Sep 21

The Lake


I wandered to the end of the dock, trying to get my thoughts together. We had just moved here, just four months ago, and now we had to move again.

My parents were getting divorced in three weeks.

As I walked, I felt the sand particles on my feet rub against the oak planks. I sat down heavily and pulled my hood over my head. I snuggled into my hoodie, trying to keep warm in the late October breeze.

It had started with my dad. He just sat us down last night - my mom, sisters, and I - and announced he and Mom were getting divorced. He explained to us how they hadn't been getting along well, and they just weren't in love with each other anymore. My mother never said anything, just stared into her mug of coffee, letting it get cold. She never looked up at us or told us to stay calm. After Dad had finished, he got up and grabbed his suitcase, which I didn't notice until he picked it up. He kissed each of us three girls on the head, told us he loved us, grabbed his coat, and walked out the door. He didn't acknowledge my mom or look at her. He shut the door and drove off.

"It's because I found out he was having an affair," Mom had said, "With his coworker," I immediately knew who it was. Miss Grenson, whom I had met once when Dad had brought me to his work, about a month ago. I had noticed something going on between them. I never told my mom, fearing she'd call for a divorce, but I was just delaying the inevitable.

Mom cried softly, and slowly got up from the table.

"I never wanted a divorce. But he left me no choice," she said. She dumped her coffee out in the sink and ran upstairs. My sisters, Anna and Holly, and I all looked at each other. They were as confused as I was.

All of a sudden, Anna, who's nine, started crying. I sighed. It was going to be a long, emotional night.

"I want Dad to come back!" Anna wailed, tears streaming down her face. I had gotten up and lead her to her room, put on her jammies, and tucked her

into bed with her stuffed gray elephant, Ella. I kissed her forehead goodnight, and just as I was about to turn the lights off, she whispered:

"Will he come back?"

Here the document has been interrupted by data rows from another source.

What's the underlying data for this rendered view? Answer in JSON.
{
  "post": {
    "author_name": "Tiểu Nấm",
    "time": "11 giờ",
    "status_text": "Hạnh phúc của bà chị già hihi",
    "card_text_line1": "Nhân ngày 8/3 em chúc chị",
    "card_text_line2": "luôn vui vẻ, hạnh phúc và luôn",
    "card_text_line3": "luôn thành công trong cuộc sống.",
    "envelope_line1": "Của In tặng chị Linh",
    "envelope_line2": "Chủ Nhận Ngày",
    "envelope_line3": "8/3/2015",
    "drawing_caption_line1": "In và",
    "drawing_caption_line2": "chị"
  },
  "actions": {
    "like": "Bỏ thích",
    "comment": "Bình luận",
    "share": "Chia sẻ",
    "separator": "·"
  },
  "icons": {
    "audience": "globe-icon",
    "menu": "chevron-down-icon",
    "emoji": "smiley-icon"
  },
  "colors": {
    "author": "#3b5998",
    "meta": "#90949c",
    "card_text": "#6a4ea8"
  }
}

I turned slightly. "No, Anna. He's not," I replied. I didn't want to sugarcoat the situation, so I chose the most direct way of telling her. I flicked the lights off, and, once I knew Holly had gone to bed, I laid down in my bed and fell asleep, listening to my mother's soft sobs.
I leaned down and touched the water with the fingertip of my forefinger. The water was cool, making me shiver once again. I stared out at the lake, imagining it was an ocean where I could swim, swim away from all the emotional damage my father had left in his wake. Swim away from the turmoil that was raging in our house like a tempest. I already was sick of everything. I loathed my dad for cheating on my mom and leaving us, just for some young woman. I didn't want to look at my mom, knowing that if I did, it'd remind me of too many happy memories with them both. And perhaps my mother didn't want to look at us, because we'd give her memories of a once happy family.

But all of that was gone now. We'd never be that happy family ever again.

The Lake. The place where I could go and forget the troubles I had.

​I'd never see it again.

Holly walked up behind me and wrapped her arms around my shoulders. At first she startled me, but I let her keep her arms where they were.

“Raina,” she said, “I’m scared,”

“Don’t be,” I replied. She let go of me and sat down next to me. I threw my arm over her shoulder and gave her a half hug.

“We’ll be okay,” I lied.

“No we won’t. Mom’s going to have to get a job since Dad won’t be providing for us. I overheard her talking to Aunt Darcy about it,” Holly refused to look up at me. She stared down at the serene water as we listened to the soft swish swish of the water against the sand on our small, personal beach.

“It’ll be rough for awhile. But we’ll all get used to it. We’ll be fine,” I assured her.

“You don’t have to lie to me, you know,” she replied as she swiveled her head to look at me. She drew her knees to her and hugged them tightly.

We stayed silent for what seemed like hours. Listening to the birds sing their songs to all creation. We sat there and watched the setting sun, watching in amazement as the sky turned into brilliant hues of orange, yellow, and red. We watched until the sun was down over the mountains and night fell. The stars popped up one by one as the moon crested over the mountains opposite to where the sun had set earlier.

It brought temporary happiness to me. The beautiful scenes made me forget of our family problems for awhile. The night sky enveloped me, the stars welcoming me as one of their own. I lost myself in the view before me. Once again, I felt more at home than ever.

The Lake would always be my home.

 
About the Author: Leah.W
"True humility is not thinking less of yourself; it is thinking of yourself less" -C.S Lewis
MSG / CONTACT